How many of the lines in the material underneath include the string "this"? State the number only.

↓

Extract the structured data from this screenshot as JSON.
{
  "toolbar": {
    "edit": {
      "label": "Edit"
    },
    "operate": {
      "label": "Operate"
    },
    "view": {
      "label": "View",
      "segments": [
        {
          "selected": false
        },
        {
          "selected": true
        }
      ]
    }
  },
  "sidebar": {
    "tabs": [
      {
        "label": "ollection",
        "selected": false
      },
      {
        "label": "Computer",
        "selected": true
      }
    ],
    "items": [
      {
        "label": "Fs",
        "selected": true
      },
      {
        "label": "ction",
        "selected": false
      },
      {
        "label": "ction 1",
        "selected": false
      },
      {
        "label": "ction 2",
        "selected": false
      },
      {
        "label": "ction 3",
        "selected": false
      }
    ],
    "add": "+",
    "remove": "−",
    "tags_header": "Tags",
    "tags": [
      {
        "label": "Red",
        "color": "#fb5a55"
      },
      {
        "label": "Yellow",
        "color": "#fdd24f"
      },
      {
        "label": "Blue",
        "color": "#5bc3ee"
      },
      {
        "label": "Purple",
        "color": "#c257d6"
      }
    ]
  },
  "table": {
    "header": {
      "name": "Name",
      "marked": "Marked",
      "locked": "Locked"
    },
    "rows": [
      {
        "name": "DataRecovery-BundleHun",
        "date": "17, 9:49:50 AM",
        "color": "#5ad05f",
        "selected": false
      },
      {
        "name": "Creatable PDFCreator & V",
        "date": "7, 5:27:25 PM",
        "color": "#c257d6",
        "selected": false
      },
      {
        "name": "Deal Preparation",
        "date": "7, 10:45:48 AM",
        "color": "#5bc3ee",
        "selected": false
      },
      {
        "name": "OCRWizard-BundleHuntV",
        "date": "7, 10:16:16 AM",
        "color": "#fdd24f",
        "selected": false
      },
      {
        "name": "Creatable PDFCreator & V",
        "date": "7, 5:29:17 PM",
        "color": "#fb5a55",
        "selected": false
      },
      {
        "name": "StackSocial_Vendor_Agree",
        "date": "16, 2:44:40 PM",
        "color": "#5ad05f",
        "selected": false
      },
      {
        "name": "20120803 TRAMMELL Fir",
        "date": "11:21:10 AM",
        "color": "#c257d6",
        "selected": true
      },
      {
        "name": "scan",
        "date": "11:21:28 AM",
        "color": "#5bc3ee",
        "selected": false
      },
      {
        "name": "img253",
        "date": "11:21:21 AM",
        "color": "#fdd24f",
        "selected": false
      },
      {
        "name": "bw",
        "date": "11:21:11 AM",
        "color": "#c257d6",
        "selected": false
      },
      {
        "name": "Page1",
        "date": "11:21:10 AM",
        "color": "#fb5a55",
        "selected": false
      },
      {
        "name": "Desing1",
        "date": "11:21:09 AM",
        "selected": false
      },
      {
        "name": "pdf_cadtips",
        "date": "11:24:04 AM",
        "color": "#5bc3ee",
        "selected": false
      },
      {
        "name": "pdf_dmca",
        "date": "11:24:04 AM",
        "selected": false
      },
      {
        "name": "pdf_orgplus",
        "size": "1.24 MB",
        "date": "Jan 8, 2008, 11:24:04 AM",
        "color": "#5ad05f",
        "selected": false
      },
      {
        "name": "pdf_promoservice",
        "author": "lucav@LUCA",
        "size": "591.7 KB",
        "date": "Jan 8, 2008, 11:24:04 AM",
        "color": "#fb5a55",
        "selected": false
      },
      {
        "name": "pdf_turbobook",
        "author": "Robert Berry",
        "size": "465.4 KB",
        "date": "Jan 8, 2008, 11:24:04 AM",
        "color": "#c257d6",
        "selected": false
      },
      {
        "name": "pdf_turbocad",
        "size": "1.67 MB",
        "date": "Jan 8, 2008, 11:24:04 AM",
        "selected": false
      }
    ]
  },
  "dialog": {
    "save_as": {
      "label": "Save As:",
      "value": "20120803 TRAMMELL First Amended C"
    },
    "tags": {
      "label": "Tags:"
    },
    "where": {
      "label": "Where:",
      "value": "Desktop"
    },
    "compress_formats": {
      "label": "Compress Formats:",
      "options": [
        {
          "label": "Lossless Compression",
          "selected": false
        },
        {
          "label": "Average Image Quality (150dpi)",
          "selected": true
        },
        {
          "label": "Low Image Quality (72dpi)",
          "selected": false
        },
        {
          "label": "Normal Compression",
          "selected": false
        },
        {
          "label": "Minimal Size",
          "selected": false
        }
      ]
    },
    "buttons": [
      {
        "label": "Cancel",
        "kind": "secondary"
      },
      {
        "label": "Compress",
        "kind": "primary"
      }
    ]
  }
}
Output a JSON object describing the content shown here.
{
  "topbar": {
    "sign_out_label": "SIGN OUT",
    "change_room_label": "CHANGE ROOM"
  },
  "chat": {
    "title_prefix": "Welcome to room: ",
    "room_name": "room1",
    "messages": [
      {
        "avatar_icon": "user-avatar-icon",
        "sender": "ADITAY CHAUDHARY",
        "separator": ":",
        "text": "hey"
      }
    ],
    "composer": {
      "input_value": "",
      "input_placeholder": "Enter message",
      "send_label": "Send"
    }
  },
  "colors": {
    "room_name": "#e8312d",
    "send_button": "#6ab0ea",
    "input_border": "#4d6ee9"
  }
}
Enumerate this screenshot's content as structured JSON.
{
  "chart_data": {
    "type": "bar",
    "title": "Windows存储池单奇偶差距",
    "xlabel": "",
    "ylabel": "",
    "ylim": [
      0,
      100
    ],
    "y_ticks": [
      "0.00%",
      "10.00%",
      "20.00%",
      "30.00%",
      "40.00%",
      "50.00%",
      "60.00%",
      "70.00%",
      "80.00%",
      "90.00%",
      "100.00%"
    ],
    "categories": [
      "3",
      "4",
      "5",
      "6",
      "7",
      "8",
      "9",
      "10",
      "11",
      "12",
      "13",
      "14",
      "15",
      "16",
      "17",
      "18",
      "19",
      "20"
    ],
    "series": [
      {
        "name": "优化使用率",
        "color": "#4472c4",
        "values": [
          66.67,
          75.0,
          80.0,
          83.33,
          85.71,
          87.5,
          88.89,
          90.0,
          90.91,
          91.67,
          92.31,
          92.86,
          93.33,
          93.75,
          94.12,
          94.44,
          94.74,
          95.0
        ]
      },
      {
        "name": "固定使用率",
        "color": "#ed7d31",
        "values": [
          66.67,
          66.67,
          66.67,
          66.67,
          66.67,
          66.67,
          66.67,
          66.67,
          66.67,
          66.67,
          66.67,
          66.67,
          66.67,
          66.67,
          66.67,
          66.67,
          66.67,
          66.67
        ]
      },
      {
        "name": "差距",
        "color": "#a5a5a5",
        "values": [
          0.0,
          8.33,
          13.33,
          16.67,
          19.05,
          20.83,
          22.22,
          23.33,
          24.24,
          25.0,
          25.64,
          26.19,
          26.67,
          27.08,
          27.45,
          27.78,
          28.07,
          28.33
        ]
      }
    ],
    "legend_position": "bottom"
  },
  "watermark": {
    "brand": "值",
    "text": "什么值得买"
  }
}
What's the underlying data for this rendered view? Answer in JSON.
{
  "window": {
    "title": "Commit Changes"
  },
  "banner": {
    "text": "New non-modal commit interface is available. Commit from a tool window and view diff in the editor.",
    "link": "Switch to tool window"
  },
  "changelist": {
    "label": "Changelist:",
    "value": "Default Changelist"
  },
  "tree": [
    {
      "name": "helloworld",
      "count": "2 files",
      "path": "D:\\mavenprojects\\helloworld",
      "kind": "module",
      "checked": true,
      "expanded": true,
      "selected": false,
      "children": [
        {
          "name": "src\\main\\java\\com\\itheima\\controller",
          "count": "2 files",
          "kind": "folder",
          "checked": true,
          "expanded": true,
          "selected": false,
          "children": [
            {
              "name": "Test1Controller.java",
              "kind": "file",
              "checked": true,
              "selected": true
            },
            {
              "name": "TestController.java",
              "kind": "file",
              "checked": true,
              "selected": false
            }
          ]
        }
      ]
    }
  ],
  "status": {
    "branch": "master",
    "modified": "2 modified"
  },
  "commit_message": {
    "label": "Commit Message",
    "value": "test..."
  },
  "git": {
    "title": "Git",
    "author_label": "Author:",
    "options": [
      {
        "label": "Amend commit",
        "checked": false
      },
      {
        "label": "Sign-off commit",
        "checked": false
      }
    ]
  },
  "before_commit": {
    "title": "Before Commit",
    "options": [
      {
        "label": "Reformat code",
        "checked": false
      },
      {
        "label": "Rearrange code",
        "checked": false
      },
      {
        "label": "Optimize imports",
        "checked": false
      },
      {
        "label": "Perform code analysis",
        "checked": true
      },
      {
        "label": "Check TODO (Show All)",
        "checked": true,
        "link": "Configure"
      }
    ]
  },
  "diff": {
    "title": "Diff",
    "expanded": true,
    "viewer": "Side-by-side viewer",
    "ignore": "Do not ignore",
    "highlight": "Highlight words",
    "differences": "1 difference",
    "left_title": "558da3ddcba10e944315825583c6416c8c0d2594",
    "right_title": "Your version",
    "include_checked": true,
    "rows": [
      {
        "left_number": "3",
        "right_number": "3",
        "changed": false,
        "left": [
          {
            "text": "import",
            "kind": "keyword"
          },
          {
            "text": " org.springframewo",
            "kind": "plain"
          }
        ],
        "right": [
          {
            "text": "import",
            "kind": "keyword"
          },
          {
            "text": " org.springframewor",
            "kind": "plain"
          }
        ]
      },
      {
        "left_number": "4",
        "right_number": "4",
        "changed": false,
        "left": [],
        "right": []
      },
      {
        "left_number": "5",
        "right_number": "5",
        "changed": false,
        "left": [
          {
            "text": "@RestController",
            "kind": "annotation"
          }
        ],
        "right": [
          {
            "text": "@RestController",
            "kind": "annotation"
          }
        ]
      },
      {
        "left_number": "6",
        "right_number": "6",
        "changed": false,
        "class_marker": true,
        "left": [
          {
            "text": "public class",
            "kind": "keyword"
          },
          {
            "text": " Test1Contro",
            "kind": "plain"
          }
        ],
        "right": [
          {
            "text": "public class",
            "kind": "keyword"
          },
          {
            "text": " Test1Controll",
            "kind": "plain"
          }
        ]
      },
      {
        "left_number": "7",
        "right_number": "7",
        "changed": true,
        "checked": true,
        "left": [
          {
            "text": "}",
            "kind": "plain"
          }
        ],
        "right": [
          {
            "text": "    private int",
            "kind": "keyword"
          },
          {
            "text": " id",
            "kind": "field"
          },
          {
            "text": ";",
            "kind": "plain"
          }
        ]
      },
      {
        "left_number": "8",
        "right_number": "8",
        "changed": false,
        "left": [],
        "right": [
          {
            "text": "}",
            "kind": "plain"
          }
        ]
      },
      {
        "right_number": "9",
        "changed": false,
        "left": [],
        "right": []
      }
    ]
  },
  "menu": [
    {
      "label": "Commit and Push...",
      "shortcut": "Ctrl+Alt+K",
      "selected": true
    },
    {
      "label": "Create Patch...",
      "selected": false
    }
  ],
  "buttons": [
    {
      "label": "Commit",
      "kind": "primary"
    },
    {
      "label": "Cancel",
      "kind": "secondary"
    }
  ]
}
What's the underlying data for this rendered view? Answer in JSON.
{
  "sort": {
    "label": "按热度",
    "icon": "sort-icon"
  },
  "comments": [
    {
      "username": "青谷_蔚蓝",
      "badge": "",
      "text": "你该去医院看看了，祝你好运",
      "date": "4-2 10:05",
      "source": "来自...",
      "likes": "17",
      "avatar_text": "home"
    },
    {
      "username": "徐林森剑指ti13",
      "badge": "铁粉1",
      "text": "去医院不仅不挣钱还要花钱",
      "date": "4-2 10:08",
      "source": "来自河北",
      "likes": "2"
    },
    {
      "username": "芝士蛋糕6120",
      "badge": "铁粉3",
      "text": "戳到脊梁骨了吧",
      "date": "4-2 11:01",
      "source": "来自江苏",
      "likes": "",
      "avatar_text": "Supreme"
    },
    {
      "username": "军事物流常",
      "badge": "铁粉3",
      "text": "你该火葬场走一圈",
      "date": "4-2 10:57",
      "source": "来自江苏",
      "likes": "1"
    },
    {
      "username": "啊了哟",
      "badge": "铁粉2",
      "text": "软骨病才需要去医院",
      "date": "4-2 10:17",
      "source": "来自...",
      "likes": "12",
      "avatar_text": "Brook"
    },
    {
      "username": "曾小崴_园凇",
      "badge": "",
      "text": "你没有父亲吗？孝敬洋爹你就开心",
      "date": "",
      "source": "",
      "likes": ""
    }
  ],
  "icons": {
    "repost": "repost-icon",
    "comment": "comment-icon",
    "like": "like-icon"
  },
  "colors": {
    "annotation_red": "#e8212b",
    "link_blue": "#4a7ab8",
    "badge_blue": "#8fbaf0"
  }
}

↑

Result: 4